The Castle Cary Ansteys of Somerset (including the next-door parish of Ansford) are an ‘Anstey evolved from Austin‘ sub-branch. Hence they are originally part of the ‘Austin’ family pedigree, and thus do not connect to the wider Anstey pedigree descendent from Hubert de Anstey.
The patriarch of the Castle Cary Ansteys is Richard Austin who married Mary Cary in 1766 in Castle Cary (Mary died in Castle Cary in 1797 aged 58). The parish of Castle Cary at the time of this marriage was an ‘Austin’ stronghold, with hundreds of ‘Austin’s appearing in their parish registers from 1600 onwards. Why Richard Austin and Mary Cary decided to label their children as ‘Anstie‘ we do not know, but label them thus they did (even though Richard Austin himself was illiterate, his wife Mary Cary wasn’t, so it certainly wasn’t a ‘mistake’, but a deliberate decision on their part).

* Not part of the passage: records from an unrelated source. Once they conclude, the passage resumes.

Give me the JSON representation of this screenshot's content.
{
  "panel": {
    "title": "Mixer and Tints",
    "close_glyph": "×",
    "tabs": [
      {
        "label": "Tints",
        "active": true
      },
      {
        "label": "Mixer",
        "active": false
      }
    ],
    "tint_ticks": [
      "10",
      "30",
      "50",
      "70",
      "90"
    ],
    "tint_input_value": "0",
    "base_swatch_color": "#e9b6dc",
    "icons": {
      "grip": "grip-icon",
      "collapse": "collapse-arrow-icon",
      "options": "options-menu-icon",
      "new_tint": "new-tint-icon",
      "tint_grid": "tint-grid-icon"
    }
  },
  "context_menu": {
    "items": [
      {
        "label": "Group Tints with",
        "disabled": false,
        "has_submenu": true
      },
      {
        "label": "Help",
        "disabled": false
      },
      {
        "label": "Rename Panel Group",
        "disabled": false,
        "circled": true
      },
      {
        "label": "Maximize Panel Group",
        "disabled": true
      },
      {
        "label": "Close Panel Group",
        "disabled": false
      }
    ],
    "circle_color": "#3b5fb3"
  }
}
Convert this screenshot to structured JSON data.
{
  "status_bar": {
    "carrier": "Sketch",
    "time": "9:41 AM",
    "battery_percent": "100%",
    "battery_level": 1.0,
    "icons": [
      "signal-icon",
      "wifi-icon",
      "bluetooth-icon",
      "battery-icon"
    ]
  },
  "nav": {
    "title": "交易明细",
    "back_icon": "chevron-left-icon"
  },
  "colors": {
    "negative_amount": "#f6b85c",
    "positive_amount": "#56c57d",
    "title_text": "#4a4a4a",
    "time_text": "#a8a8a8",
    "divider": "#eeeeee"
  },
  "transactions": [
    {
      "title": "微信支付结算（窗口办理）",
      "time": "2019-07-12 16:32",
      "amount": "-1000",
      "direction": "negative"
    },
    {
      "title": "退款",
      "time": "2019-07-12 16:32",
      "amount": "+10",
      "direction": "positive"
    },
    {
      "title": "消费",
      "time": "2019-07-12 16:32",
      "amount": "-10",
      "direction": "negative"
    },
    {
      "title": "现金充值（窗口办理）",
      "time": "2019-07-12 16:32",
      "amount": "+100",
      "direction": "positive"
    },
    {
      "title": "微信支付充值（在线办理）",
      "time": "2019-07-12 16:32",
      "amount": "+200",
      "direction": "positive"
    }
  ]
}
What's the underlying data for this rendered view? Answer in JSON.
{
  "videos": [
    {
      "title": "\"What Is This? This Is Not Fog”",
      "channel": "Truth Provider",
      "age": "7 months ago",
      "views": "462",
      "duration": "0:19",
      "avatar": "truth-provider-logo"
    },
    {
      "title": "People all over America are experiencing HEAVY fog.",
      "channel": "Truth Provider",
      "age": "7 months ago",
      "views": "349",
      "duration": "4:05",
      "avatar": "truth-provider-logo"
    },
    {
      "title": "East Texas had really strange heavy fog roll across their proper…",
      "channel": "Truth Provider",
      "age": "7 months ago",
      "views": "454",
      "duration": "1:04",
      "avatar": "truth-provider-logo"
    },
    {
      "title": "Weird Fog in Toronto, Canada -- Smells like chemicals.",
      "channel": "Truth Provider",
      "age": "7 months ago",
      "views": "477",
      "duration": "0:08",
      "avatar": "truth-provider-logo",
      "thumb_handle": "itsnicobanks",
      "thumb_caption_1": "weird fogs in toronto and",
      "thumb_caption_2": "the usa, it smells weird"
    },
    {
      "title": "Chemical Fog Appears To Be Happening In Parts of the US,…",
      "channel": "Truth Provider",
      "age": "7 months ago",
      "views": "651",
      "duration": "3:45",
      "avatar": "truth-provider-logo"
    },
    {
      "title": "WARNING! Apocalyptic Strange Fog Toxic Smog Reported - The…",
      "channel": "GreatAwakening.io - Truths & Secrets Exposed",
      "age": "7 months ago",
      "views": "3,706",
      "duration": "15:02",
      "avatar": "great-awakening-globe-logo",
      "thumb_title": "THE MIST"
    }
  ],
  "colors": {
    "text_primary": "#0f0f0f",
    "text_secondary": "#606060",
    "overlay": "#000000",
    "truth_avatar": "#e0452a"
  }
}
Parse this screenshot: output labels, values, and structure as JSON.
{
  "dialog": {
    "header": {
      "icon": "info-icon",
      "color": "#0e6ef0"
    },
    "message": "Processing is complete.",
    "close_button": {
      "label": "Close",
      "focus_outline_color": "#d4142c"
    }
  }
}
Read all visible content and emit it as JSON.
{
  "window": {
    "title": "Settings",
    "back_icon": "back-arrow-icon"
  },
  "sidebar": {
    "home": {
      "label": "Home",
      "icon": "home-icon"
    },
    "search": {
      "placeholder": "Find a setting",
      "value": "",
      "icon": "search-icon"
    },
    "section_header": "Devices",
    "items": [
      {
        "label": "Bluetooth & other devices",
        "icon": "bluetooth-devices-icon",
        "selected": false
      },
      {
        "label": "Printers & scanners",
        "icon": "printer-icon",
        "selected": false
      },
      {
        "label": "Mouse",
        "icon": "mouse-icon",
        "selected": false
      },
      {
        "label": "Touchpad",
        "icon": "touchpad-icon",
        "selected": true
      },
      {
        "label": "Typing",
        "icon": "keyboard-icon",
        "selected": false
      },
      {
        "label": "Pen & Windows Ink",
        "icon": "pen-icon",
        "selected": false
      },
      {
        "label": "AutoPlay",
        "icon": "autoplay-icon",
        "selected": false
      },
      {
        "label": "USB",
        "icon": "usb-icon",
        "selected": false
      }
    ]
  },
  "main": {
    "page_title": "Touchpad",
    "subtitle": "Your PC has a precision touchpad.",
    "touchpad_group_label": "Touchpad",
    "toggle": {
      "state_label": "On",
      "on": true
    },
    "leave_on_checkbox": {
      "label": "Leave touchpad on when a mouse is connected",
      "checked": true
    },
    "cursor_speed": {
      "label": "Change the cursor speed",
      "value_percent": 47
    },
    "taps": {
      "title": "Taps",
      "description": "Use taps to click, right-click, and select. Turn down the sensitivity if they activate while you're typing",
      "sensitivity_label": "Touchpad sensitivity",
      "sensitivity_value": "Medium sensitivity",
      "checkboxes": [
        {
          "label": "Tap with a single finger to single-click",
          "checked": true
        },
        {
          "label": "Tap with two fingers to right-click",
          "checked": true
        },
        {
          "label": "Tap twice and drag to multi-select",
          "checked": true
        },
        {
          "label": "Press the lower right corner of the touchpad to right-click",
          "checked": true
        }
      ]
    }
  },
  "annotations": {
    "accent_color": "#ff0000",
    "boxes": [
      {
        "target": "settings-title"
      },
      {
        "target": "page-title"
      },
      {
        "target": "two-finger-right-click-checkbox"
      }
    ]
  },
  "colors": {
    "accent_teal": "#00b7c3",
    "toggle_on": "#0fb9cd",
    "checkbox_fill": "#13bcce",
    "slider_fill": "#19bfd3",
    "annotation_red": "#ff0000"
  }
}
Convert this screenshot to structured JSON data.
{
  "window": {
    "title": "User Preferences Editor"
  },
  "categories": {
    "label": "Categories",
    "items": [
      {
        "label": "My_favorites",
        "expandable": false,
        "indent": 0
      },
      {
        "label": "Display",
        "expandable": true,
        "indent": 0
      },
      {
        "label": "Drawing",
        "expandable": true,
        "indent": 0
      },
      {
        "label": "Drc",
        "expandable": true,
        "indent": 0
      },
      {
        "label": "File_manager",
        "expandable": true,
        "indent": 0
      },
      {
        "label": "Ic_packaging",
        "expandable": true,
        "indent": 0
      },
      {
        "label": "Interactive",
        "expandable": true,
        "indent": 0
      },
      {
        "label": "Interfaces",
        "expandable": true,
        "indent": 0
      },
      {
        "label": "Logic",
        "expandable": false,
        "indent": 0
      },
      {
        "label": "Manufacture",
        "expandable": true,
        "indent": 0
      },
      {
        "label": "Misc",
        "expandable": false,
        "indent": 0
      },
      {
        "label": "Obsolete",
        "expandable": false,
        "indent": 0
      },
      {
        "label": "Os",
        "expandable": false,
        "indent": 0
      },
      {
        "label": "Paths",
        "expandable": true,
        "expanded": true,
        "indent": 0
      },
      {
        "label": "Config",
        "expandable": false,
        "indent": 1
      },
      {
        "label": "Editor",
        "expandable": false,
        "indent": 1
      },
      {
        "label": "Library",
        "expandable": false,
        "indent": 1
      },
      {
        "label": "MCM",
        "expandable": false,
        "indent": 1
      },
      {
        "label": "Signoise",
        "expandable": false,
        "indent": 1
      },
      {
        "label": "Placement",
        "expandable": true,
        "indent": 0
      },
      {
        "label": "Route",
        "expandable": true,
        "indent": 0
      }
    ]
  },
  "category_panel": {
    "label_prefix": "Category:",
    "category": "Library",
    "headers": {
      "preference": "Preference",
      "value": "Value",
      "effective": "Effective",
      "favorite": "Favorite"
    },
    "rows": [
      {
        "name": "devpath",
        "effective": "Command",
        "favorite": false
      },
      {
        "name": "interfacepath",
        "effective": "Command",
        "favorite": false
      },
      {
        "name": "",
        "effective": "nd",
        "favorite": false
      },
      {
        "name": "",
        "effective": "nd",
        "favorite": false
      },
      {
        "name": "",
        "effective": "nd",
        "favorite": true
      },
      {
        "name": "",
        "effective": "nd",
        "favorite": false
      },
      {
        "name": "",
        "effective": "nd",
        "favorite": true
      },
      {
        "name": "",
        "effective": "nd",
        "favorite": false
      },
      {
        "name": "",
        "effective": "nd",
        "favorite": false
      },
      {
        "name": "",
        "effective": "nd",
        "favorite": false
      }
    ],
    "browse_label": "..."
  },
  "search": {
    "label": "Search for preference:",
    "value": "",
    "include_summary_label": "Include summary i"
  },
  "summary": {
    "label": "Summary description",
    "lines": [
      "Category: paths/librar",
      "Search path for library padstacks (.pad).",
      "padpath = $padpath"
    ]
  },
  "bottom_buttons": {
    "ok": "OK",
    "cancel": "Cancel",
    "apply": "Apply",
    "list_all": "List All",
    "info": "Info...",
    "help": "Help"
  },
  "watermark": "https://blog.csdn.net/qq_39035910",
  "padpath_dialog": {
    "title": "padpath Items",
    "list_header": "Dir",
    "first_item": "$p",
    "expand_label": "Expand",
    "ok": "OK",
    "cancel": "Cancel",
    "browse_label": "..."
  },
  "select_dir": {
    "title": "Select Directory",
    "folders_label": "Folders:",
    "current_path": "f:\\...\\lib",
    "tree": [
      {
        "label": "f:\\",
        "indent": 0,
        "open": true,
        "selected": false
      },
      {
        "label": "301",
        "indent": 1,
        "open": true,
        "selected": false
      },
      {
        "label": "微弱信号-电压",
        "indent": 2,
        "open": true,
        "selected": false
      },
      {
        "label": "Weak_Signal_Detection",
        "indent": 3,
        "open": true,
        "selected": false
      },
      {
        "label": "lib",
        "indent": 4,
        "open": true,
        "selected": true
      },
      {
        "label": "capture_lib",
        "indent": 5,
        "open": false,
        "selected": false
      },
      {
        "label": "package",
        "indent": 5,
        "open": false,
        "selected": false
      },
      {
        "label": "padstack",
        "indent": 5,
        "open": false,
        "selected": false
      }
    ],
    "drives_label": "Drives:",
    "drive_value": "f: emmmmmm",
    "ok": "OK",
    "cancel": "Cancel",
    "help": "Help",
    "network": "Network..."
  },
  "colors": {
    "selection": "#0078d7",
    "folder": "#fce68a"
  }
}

Intriguingly, this is the ONLY time that we have found the ‘Anstey’ surname evolving from a family of the surname ‘Austin’ (all other instances of ‘Anstey’ evolution from other surnames have sprung from the surname ‘Anstis’ – see ‘Ansteys evolved from Other Surnames‘ for more). Even though Richard Austin and Mary Cary‘s children were initially labelled ‘Anstie’, the Castle Cary sub-branch in the main eventually settled on the spelling ‘Anstey’.
Richard Austin and Mary Cary‘s children (all born in Castle Cary) were:
- Elizabeth Anstie (b 1766 died in 1802 in Castle Cary as ‘Ansty’);
- John Anstie (b 1768, married Virtue Francis in 1789 in Ansford (bizarrely transcribed as ‘Anstis’), having children in Ansford John Ansty (b 1790, baptised in Castle Cary); James Anstie (b 1793); William Ansty (b 1796 in Ansford – see below); Richard Ansty (b 1798, became an Anstey convict sent to Australia); Martha Ansty (b 1800) and Thomas Ansty (b 1801));
- Mary Anstie (b 1771);
- Amelia Anstie (b 1775);
- Richard Ansty (b 1778 baptised 1780 aged 2);
- Thomas Ansty (b 1780, married Ann Broderip in 1801 in Castle Cary and they had a son Thomas Anstey born in 1803 in Shepton Mallet);
William Anstey (b 1796 in Ansford) married Hannah Carrige? (b c1813 in Walton, Suffolk) in about 1820; they had three children in Ipswich, then the family returned to Seaton in Devon in about 1830 where they had another four children (it is also possible they had a son in Illogan, Cornwall). After William Anstey died in Seaton, Devon in 1847, his wife Hannah remarried to Edward Johnson in Stepney, London in early 1851 and the family had moved to Shadwell in Middlesex by the 1851 Census. William Anstey and Hannah‘s children were:
- Sarah Anstey (b 1820 Ipswich?);
- John Anstey (b 1825 Ipswich or possibly Illogen, Cornwall);
- Elizabeth Anstey (b 1827, Ipswich);
- Samuel Anstey (b 1832 Seaton, Devon);
- Virtue Anstey (b 1834 Seaton);
- Francis Henry Anstey (b 1838 Seaton, married Mary Ford in Bristol, St James in 1861. He had joined the Merchant Navy as Boatswain by 1862 working aboard the vessel ‘Flying Cloud’. Buried in Appledore in 1889, a mariner);
- James Meek Anstey (b 1840 Seaton, died in Lambeth, London in 1889)
We are always on the lookout for Castle Cary Anstey experts alive today who are willing to add their findings and knowledge to this project. We are particularly interested in research regarding Castle Cary Ansteys who fought in World War One, preferably with personal souvenirs such as letters sent by the soldiers or military photos etc. Anybody who has such expertise and inclination, please contact us at email@example.com.
We have already uploaded bits of information and documentation about the Castle Cary Ansteys, and continue to upload more all the time (see Project Updates), however it is spread over various segments of the website.
The best way to find said information is to enter ‘Castle Cary’ in the search box at the bottom of this page and a list of relevant pages will appear.
Anybody who finds any mistakes on this page, please contact us at firstname.lastname@example.org and we will correct it.